As an instructor of an introductory chemistry course taken by all Caltech freshmen, Pauling enthralled generations of students. To recognize that legacy, the space where Pauling taught was dedicated in his name on his 85th birthday in 1986.

Gifts from alumni, including a $1 million donation from Stanley Newman (BS ’44, MS ’47) and his late wife, Miriam, will help ensure that students can attend illuminating lectures in Linus Pauling Lecture Hall for decades to come. As part of the Break Through campaign, the Institute aims to secure an additional $850,000 in contributions toward a $3.2 million renovation of the room where Pauling inspired the scientific pursuits of so many students.

Bill and Delores Bing

  • Concert Band
  • Chamber Music
  • Theater Arts
  • Visual Arts

Trumpeter Bill Bing joined Caltech as a brass coach in 1970. Soon, he took the baton for the jazz bands, and later the entire band program.
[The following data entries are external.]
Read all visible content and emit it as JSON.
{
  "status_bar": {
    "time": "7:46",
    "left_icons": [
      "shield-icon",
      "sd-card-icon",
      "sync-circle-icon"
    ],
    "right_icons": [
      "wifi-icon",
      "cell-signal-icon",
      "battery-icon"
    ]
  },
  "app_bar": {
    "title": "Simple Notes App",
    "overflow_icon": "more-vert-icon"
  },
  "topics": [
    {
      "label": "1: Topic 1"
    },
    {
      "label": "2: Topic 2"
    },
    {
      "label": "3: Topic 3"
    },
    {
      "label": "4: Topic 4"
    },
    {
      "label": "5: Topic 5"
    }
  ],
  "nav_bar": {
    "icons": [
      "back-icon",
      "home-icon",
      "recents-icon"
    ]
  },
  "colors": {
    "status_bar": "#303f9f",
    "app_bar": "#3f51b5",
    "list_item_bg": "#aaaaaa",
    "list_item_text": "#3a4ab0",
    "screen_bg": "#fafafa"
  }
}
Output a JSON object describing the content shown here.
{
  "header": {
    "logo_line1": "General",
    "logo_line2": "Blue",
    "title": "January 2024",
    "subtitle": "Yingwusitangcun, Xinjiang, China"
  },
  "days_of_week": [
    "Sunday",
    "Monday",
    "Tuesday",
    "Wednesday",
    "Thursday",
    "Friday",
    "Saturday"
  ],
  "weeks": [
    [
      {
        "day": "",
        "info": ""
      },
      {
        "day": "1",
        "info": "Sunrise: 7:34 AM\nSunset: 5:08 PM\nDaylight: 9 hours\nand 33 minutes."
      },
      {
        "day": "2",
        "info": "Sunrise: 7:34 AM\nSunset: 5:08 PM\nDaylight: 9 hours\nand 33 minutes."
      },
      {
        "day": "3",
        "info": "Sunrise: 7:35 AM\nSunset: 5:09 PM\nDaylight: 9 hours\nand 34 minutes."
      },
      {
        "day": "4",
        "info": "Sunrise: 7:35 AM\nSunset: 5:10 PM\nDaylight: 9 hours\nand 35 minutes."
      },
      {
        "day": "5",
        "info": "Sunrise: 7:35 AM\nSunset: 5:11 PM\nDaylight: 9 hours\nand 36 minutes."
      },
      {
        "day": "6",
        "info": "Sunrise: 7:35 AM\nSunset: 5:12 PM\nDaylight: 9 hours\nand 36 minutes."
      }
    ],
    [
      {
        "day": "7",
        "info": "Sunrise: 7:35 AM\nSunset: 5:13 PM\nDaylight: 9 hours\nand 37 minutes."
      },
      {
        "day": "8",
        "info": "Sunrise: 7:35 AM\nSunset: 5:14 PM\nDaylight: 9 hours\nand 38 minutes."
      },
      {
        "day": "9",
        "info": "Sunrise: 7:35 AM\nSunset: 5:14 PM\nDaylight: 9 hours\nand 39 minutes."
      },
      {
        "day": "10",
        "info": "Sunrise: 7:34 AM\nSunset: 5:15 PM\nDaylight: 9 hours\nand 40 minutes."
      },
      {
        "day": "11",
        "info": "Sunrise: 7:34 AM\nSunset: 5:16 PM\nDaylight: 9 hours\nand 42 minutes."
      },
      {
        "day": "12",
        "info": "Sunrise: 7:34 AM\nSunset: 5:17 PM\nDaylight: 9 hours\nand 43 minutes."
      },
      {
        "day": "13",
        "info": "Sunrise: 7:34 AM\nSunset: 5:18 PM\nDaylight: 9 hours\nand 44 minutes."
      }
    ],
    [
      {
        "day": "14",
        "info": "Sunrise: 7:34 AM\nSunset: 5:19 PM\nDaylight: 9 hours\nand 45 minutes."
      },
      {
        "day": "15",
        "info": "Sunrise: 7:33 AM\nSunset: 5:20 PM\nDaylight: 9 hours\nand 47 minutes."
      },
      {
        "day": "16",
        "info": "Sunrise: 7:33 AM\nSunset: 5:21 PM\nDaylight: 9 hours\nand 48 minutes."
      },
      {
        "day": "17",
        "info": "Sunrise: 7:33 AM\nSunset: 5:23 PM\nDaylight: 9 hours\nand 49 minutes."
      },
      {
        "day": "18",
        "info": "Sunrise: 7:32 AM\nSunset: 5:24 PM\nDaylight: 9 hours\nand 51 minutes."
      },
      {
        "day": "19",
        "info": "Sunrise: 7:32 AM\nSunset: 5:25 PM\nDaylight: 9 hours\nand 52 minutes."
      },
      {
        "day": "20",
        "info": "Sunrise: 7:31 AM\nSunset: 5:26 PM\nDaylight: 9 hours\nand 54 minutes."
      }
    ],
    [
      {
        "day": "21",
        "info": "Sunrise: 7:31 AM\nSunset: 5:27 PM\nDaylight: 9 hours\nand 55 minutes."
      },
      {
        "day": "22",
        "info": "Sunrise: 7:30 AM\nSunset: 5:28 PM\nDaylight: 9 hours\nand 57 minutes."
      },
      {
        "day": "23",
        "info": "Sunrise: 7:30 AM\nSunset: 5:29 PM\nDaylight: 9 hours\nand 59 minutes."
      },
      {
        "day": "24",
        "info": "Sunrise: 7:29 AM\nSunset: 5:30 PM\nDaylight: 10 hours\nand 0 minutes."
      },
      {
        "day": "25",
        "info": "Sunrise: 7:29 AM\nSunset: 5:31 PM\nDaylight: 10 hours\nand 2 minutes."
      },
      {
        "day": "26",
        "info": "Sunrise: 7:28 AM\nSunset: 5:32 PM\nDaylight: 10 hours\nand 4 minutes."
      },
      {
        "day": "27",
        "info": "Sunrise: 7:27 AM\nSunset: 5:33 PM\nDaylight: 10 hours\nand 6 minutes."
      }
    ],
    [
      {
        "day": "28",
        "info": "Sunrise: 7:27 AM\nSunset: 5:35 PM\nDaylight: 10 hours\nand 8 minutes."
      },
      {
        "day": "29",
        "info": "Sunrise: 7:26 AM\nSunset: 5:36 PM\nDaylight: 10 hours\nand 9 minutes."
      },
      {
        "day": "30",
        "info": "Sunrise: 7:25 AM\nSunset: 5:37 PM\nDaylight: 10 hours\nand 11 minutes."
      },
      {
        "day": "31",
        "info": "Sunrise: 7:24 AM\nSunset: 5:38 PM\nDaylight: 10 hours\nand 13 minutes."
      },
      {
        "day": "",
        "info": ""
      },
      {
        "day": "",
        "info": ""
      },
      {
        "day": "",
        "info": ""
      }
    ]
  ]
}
In 1979, his wife, cellist Delores Bing, became the first director of Caltech’s chamber music program. She went on to coach more than 1,000 small ensembles, select distinguished visiting mentors, and lead the Institute’s performing and visual arts program.

Bill and Delores Bing created magical opportunities for Caltech people to engage deeply in artistic expression and forget about homework and research for a few blissful hours a week. The Bings’ focus on good musicianship and fun made Caltech’s instrumental programs a refreshing challenge for everyone who participated.”

Elizabeth “Betty” Hong (BS ’02), Clare Booth Luce Assistant Professor of Neuroscience

Bing Fund for the Arts

Caltech student-musicians gained exposure to leading-edge ideas through the Bings’ contemporaneous professional performances. The couple took the stage at vaunted venues such as Walt Disney Concert Hall and the Hollywood Bowl, playing with orchestras that included the LA Phil, LA Opera, and Los Angeles Chamber Orchestra. Delores also played on more than 100 soundtracks.

In appreciation of the Bings’ service, the Associated Students of Caltech recognized the couple with Excellence in Teaching Awards, and the Caltech Alumni Association granted them honorary membership. Caltech marked their retirement in 2016 with an event that featured hundreds of Caltech students in music, theater, and visual art performances.

The couple’s dedication to music and to enriching Techers’ lives through artistic expression inspired more than 100 donors to collectively endow the William and Delores Bing Fund for the Arts at Caltech.

The Bings also are generous donors to Caltech, having made gifts to the Institute for 29 consecutive years. Additionally, because they have included Caltech in their will, the Bings are members of Caltech’s Torchbearers Legacy Society.